Work request
Reproduce every line in the material below that holds "호이호이호이".

[Start of Attachment]

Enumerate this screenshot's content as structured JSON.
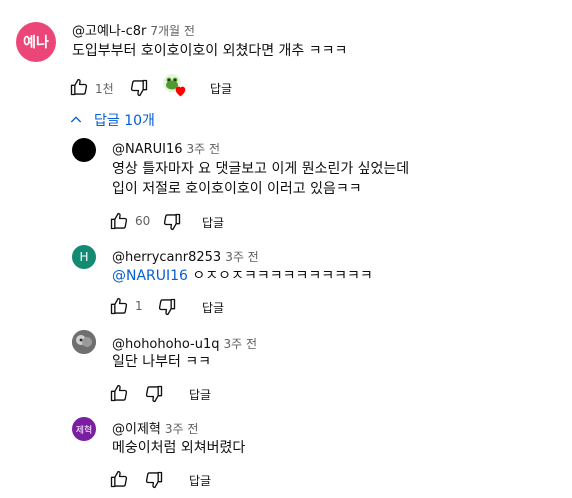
{
  "comment": {
    "avatar_text": "예나",
    "avatar_color": "#ec4679",
    "author": "@고예나-c8r",
    "time": "7개월 전",
    "text": "도입부부터 호이호이호이 외쳤다면 개추 ㅋㅋㅋ",
    "likes": "1천",
    "reply_label": "답글",
    "replies_toggle": "답글 10개"
  },
  "replies": [
    {
      "author": "@NARUI16",
      "time": "3주 전",
      "lines": [
        "영상 틀자마자 요 댓글보고 이게 뭔소린가 싶었는데",
        "입이 저절로 호이호이호이 이러고 있음ㅋㅋ"
      ],
      "likes": "60",
      "reply_label": "답글"
    },
    {
      "author": "@herrycanr8253",
      "time": "3주 전",
      "avatar_text": "H",
      "avatar_color": "#138a72",
      "mention": "@NARUI16",
      "text": " ㅇㅈㅇㅈㅋㅋㅋㅋㅋㅋㅋㅋㅋㅋ",
      "likes": "1",
      "reply_label": "답글"
    },
    {
      "author": "@hohohoho-u1q",
      "time": "3주 전",
      "text": "일단 나부터 ㅋㅋ",
      "reply_label": "답글"
    },
    {
      "author": "@이제혁",
      "time": "3주 전",
      "avatar_text": "제혁",
      "avatar_color": "#7b1fa2",
      "text": "메숭이처럼 외쳐버렸다",
      "reply_label": "답글"
    }
  ]
}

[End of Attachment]

Response below
    "text": "도입부부터 호이호이호이 외쳤다면 개추 ㅋㅋㅋ",
        "입이 저절로 호이호이호이 이러고 있음ㅋㅋ"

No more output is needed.